Hong Kong cinema, I believe, is completely different to mainland Chinese cinema. There are a number of fairly obvious reasons why and probably the biggest is Hong Kong’s long colonial history under British rule. Hong Kong cinema had almost no government funding and filmmakers were therefore free to produce the products that they wanted, which were commercial in the main, as all funding had to be raised in the private sector.
For many years Hong Kong cinema proliferated, coming third in world output after Indian cinema and Hollywood. With Hong Kong’s return to China in the mid-90s, film production has continued to dominate and produce a distinctly different form of cinema. These films are made in Cantonese and Mandarin for East Asia audiences. Below are five films – in no particular order – that everyone should see as they typify the long and rich history of Hong Kong filmmaking.
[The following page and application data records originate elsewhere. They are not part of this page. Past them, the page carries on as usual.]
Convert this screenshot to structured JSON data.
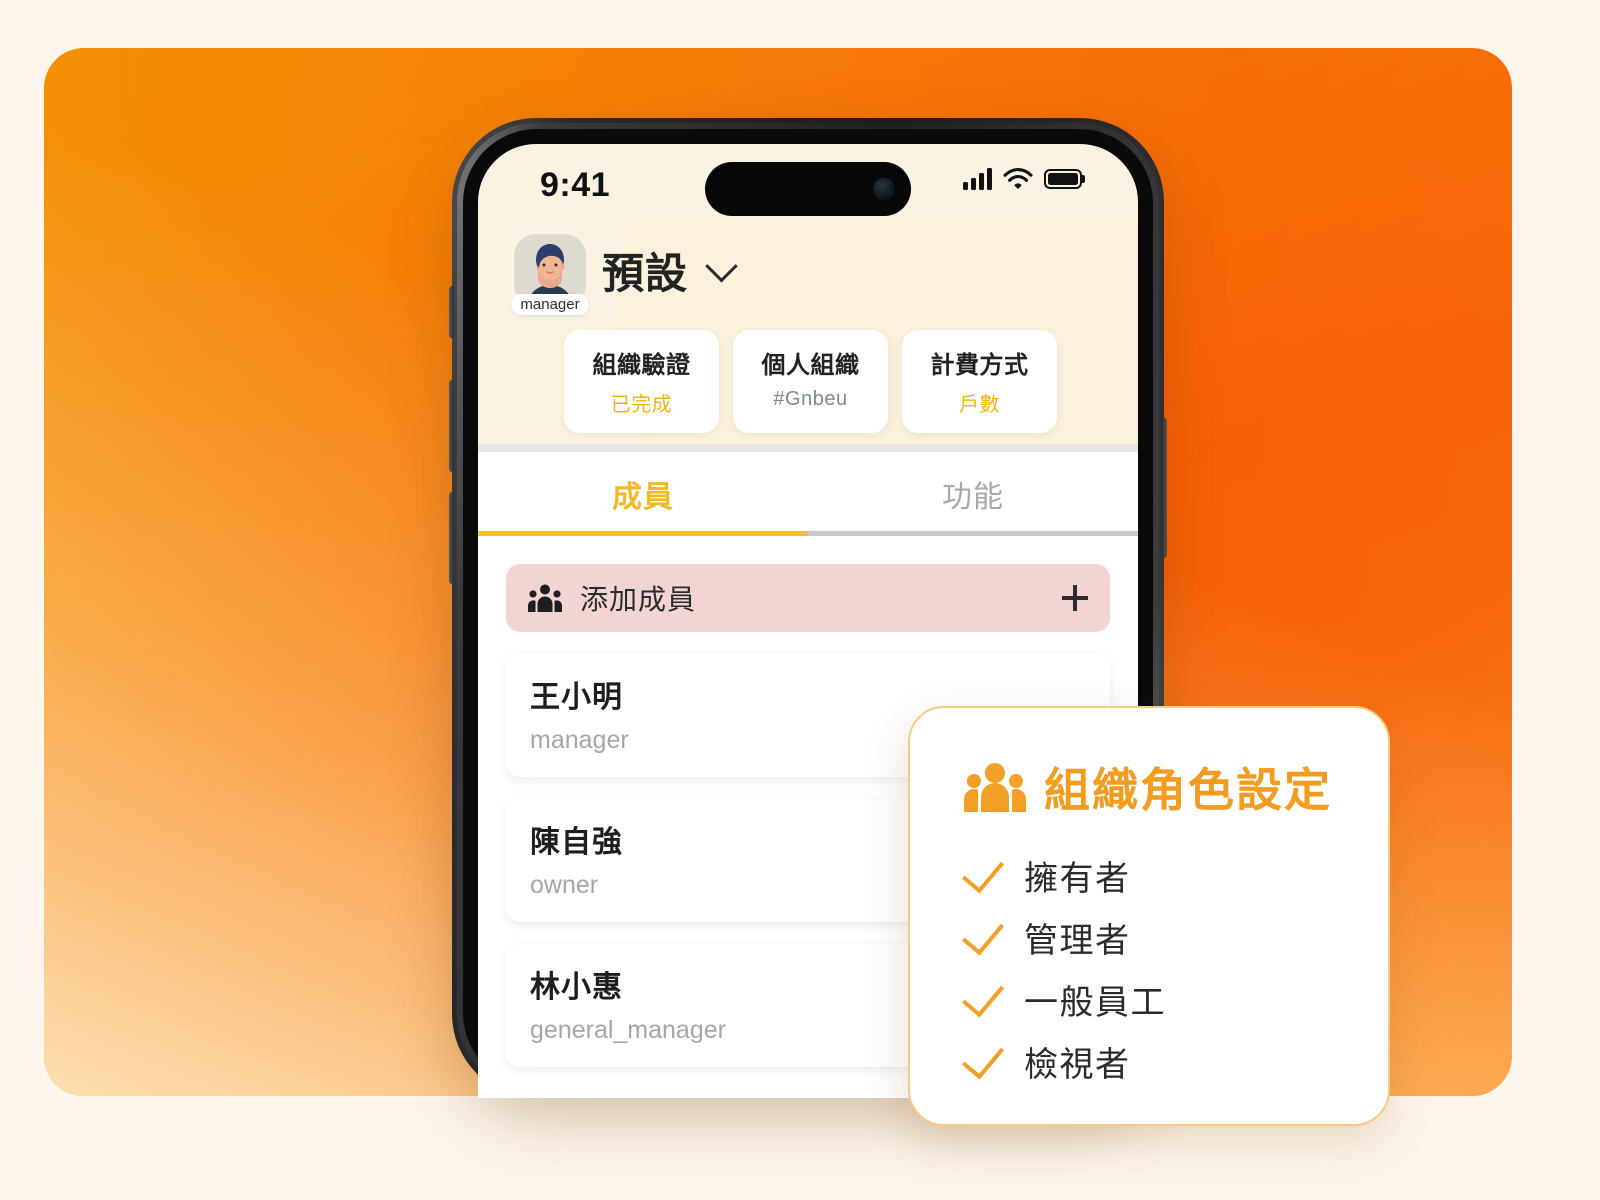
{
  "statusbar": {
    "time": "9:41",
    "signal_icon": "cellular-bars-icon",
    "wifi_icon": "wifi-icon",
    "battery_icon": "battery-full-icon"
  },
  "header": {
    "avatar_badge": "manager",
    "org_name": "預設",
    "dropdown_icon": "chevron-down-icon",
    "info_cards": [
      {
        "title": "組織驗證",
        "value": "已完成",
        "value_style": "gold"
      },
      {
        "title": "個人組織",
        "value": "#Gnbeu",
        "value_style": "grey"
      },
      {
        "title": "計費方式",
        "value": "戶數",
        "value_style": "gold"
      }
    ]
  },
  "tabs": [
    {
      "label": "成員",
      "active": true
    },
    {
      "label": "功能",
      "active": false
    }
  ],
  "members_panel": {
    "add_member": {
      "label": "添加成員",
      "icon": "group-people-icon",
      "action_icon": "plus-icon"
    },
    "members": [
      {
        "name": "王小明",
        "role": "manager"
      },
      {
        "name": "陳自強",
        "role": "owner"
      },
      {
        "name": "林小惠",
        "role": "general_manager"
      }
    ]
  },
  "role_card": {
    "icon": "group-people-icon",
    "title": "組織角色設定",
    "items": [
      {
        "label": "擁有者",
        "icon": "check-icon"
      },
      {
        "label": "管理者",
        "icon": "check-icon"
      },
      {
        "label": "一般員工",
        "icon": "check-icon"
      },
      {
        "label": "檢視者",
        "icon": "check-icon"
      }
    ]
  },
  "colors": {
    "page_background": "#FDF6EC",
    "panel_gradient_start": "#F9C022",
    "panel_gradient_end": "#FB9A26",
    "accent_gold": "#F0B92A",
    "accent_orange": "#F39C1F",
    "screen_cream": "#FBF3E2",
    "add_member_pink": "#F2D5D2",
    "tab_underline_active": "#F5C224",
    "tab_underline_inactive": "#C9C9C9"
  }
}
1. ‘Enter the Dragon’ (1973); Action with lots of martial arts (English, Cantonese); Directed by Robert Clouse
This was Bruce Lee’s final film before he died at the age of 32. This film has often been described as the greatest martial arts film of all time and it’s also the first Hong Kong martial arts film to be produced by a major Hollywood studio – Warner Bros. Bruce Lee plays a Shaolin martial arts expert who is invited by the evil Mr Han (Shih Kien) to a martial arts competition on a remote Island. ‘Enter The Dragon’ involves plenty of action, treachery and revenge and with Lee at the fore – an incredibly charismatic actor – the action scenes are outstanding. You’ll need to be forgiving because some of the dialogue is weak and the dubbing is at times terrible, but ‘Enter The Dragon’ is well worth a watch.
Available: Netflix, Amazon to rent and DVD
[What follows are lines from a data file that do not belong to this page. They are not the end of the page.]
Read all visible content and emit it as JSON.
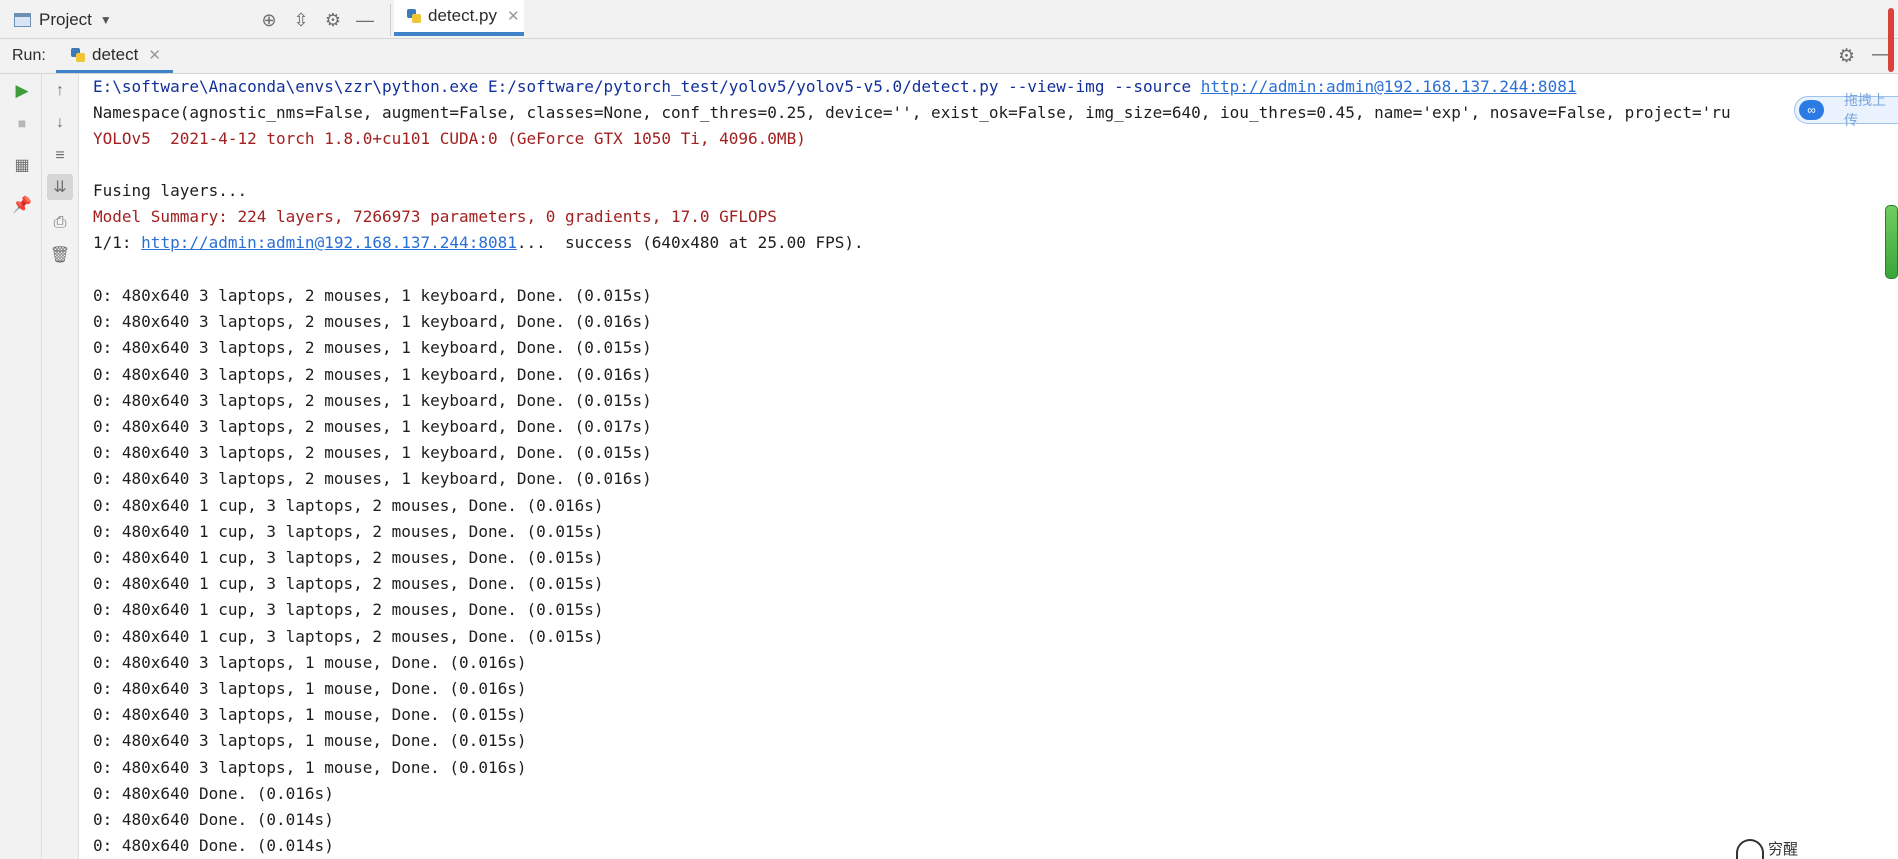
{
  "topbar": {
    "project_label": "Project",
    "project_caret": "▼",
    "icons": [
      "target-icon",
      "collapse-icon",
      "gear-icon",
      "minimize-icon"
    ],
    "tab": {
      "label": "detect.py",
      "close": "✕"
    }
  },
  "runbar": {
    "label": "Run:",
    "tab_label": "detect",
    "close": "✕"
  },
  "gutter": {
    "left": [
      "run-icon",
      "stop-icon",
      "layout-icon",
      "pin-icon"
    ],
    "right": [
      "up-icon",
      "down-icon",
      "soft-wrap-icon",
      "scroll-to-end-icon",
      "print-icon",
      "trash-icon"
    ]
  },
  "console": {
    "command_prefix": "E:\\software\\Anaconda\\envs\\zzr\\python.exe E:/software/pytorch_test/yolov5/yolov5-v5.0/detect.py --view-img --source ",
    "command_link": "http://admin:admin@192.168.137.244:8081",
    "namespace": "Namespace(agnostic_nms=False, augment=False, classes=None, conf_thres=0.25, device='', exist_ok=False, img_size=640, iou_thres=0.45, name='exp', nosave=False, project='ru",
    "yolo_version": "YOLOv5  2021-4-12 torch 1.8.0+cu101 CUDA:0 (GeForce GTX 1050 Ti, 4096.0MB)",
    "fusing": "Fusing layers...",
    "model_summary": "Model Summary: 224 layers, 7266973 parameters, 0 gradients, 17.0 GFLOPS",
    "source_prefix": "1/1: ",
    "source_link": "http://admin:admin@192.168.137.244:8081",
    "source_suffix": "...  success (640x480 at 25.00 FPS).",
    "detections": [
      "0: 480x640 3 laptops, 2 mouses, 1 keyboard, Done. (0.015s)",
      "0: 480x640 3 laptops, 2 mouses, 1 keyboard, Done. (0.016s)",
      "0: 480x640 3 laptops, 2 mouses, 1 keyboard, Done. (0.015s)",
      "0: 480x640 3 laptops, 2 mouses, 1 keyboard, Done. (0.016s)",
      "0: 480x640 3 laptops, 2 mouses, 1 keyboard, Done. (0.015s)",
      "0: 480x640 3 laptops, 2 mouses, 1 keyboard, Done. (0.017s)",
      "0: 480x640 3 laptops, 2 mouses, 1 keyboard, Done. (0.015s)",
      "0: 480x640 3 laptops, 2 mouses, 1 keyboard, Done. (0.016s)",
      "0: 480x640 1 cup, 3 laptops, 2 mouses, Done. (0.016s)",
      "0: 480x640 1 cup, 3 laptops, 2 mouses, Done. (0.015s)",
      "0: 480x640 1 cup, 3 laptops, 2 mouses, Done. (0.015s)",
      "0: 480x640 1 cup, 3 laptops, 2 mouses, Done. (0.015s)",
      "0: 480x640 1 cup, 3 laptops, 2 mouses, Done. (0.015s)",
      "0: 480x640 1 cup, 3 laptops, 2 mouses, Done. (0.015s)",
      "0: 480x640 3 laptops, 1 mouse, Done. (0.016s)",
      "0: 480x640 3 laptops, 1 mouse, Done. (0.016s)",
      "0: 480x640 3 laptops, 1 mouse, Done. (0.015s)",
      "0: 480x640 3 laptops, 1 mouse, Done. (0.015s)",
      "0: 480x640 3 laptops, 1 mouse, Done. (0.016s)",
      "0: 480x640 Done. (0.016s)",
      "0: 480x640 Done. (0.014s)",
      "0: 480x640 Done. (0.014s)"
    ]
  },
  "overlay": {
    "float_text": "拖拽上传",
    "corner_text": "穷醒"
  },
  "colors": {
    "error_red": "#a22020",
    "command_blue": "#12309a",
    "link_blue": "#2a6fd6",
    "accent": "#4083c9"
  }
}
2. ‘Infernal Affairs’ (2002); Thriller (Cantonese with English subtitles); Directed by Andrew Lau, Alan Mak
Martin Scorsese loved this film so much that he had it translated and made into Oscar gold in the form of ‘The Departed’. The original though, is a taut thriller involving a new police officer who goes undercover in the triad, and a gangster who joins the police force as a mole reporting back to the triad boss. Although Scorsese’s effort is identical in story and content, it omits the incredible gun fight scenes that are carefully choreographed and particular to the Hong Kong original.
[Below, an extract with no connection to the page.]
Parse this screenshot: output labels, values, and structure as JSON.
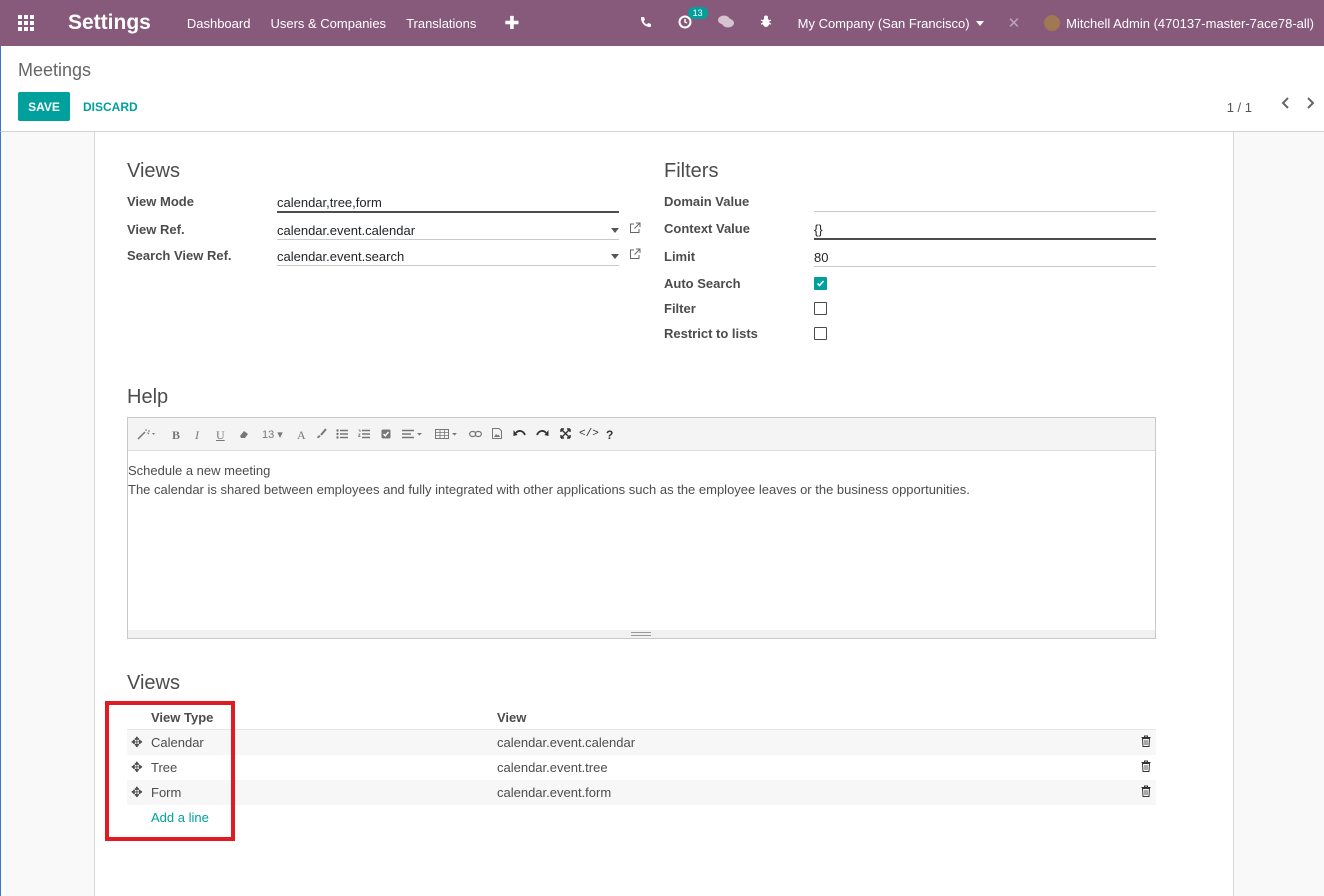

Available: Amazon Video, Netflix
3. ‘Days of Being Wild’ (1990); Drama (Cantonese, English subtitles); Directed by Wong Kar-wei
This film features some of the most successful actors ever to grace Hong Kong cinema. Set in Hong Kong and the Philippines in 1960, Yuddy (Leslie Cheung) is a playboy, renowned for breaking hearts and avoiding any commitment. He finds out from the alcoholic ex-prostitute who raised him that she is not his mother and she refuses to tell him who is. This sets Yuddy on a search of discovery. A different kind of discovery to the one we’re imploring you to take, but a riveting one all the same.
Available: Amazon Video, Netflix
4. ‘The Love Eterne’ (1963); Drama/Huangmei Opera/Musical (English subtitles in places); Directed by Li Han Hsiang
In this instance, the history and the power of the Shaw Brothers studio in Hong Kong cannot be underestimated. Produced by Run Run Shaw during the Golden Age of Hong Kong cinema, this film was a big deal on its release. Coming from a background of opera and theatre production, the three Shaw brothers dominated everything cinematic in Hong Kong for several decades. Probably not everyone’s cup of tea, but this is a little gem of a film even if you hate musicals (which I do vehemently).
Available: I’m not sure where – on US Netflix and a few download channels – fairly rare but worth seeking out.
5. ‘Chungking Express’ (1994); Drama/Romance (Cantonese, Mandarin, English, Japanese with English subtitles); Directed by Wong Kar-wai
This film made Quentin Tarantino cry, simply because he was “happy to love a movie this much”. That aside, this is very much a film lover’s film. Arty, cerebral and highly stylised – the film incorporates two discrete love stories featuring Faye (Faye Wong) and two lovesick policemen that have been jilted. A great soundtrack and defining foreign language film of the 90s with a bunch of awards; ‘Chungking Express’ is slightly strange and totally captivating.
Available: Netflix, Amazon DVD
So, if you thought the films of China and Hong Kong were one and the same, think again. Check out these films and then say a big thank you to Wan Tyszkiewicz for introducing you to the magic of Hong Kong cinema.
Categories: World Cinema Club